Seoul, Jul 10 (EFE).- South Korean Unification Minister Kwon Young-se said Monday that North Korea continues to suffer a grave food crisis despite the regime having recently increased grain imports from China.
“North Korea’s food crisis stabilized a little bit after the North Korean leadership made efforts for food imports from China. But the country’s food situation is still very difficult,” Kwon told the media during a visit to Hanawon, a resettlement education center for North Korean defectors.
Kwon said there have been cases of starvation deaths in certain areas of North Korea, and the problem has extended to other parts of the country due to supply disruptions.
Seoul, as well as several humanitarian organizations, believe that Pyongyang’s strict border closure in early 2020 greatly worsened the country’s poor food situation by stopping informal trade by smugglers crossing to and from China.
This re-centralization of food distribution has strengthened the regime’s control over the population, but it has also boosted the price of grains in North Korean markets, according to various analyzes drawn up from telephone communications with North Korean citizens.
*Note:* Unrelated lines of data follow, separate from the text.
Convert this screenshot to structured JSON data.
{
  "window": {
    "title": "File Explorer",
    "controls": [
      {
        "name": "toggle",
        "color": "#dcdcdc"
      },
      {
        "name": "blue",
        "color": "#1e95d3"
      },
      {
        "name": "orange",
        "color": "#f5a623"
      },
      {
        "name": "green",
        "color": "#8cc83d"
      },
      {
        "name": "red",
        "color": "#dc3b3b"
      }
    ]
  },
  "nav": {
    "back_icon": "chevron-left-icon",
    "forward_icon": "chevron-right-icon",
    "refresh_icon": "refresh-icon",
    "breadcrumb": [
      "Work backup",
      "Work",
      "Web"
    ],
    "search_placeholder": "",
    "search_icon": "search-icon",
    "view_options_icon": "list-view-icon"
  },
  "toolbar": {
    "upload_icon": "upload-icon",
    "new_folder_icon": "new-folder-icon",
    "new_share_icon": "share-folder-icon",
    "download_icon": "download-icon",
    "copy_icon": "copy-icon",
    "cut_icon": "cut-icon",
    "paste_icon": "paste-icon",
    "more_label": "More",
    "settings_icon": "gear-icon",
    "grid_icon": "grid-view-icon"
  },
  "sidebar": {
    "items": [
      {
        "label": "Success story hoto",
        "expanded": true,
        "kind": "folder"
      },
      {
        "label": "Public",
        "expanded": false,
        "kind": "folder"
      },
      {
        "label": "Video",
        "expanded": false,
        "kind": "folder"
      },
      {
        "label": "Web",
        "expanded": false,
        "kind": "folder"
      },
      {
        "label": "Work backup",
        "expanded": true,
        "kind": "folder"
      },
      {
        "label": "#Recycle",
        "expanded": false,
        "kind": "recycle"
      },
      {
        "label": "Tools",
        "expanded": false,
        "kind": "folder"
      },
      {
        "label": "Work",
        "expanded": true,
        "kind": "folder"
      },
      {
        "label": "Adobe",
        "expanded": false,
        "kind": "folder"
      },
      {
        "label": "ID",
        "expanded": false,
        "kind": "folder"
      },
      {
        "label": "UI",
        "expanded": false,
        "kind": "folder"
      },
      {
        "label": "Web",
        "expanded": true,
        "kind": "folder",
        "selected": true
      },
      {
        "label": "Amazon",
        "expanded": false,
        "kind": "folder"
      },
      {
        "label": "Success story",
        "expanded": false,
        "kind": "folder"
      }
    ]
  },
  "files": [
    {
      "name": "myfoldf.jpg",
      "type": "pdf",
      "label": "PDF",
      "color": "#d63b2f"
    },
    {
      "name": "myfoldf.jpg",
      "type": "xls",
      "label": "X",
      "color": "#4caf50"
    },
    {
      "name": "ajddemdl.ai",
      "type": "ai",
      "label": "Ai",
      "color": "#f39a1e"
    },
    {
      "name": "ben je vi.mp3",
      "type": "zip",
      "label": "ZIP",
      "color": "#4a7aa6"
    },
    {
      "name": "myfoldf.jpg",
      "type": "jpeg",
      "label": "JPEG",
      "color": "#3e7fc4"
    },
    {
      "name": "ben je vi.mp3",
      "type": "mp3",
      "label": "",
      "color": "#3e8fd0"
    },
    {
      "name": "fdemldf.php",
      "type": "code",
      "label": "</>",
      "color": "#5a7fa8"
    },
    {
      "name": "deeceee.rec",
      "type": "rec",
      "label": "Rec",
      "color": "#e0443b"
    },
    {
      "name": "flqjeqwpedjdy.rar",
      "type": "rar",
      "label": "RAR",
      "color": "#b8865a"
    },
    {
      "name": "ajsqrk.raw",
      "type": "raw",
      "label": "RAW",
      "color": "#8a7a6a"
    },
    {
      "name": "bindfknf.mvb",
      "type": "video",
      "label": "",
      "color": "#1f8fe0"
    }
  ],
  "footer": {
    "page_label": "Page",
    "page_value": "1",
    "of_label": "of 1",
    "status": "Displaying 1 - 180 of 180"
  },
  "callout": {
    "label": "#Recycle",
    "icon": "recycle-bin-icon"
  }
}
The stricter border control includes building new fences, increasing the number of guards, and giving orders to shoot anyone approaching the border.
The measure, under which only goods are allowed to enter the country, has been so stringent that Pyongyang has prevented its own diplomats and workers abroad from returning since it came into effect.
In fact, the only person believed to have been able to enter the country in the past three years is the Chinese ambassador to North Korea, Wang Yajun, who took up his post earlier this year.
This border policy has affected the number of defectors who have arrived in South Korea, which has fallen from 1,167 in 2019 to just 59 in 2022, according to data from the government at Seoul.
All defectors wishing to live in South Korea must spend three months in Hanawon, where they go through modules on mental health, daily living and language as well as short vocational training programs to help them integrate into the life there. EFE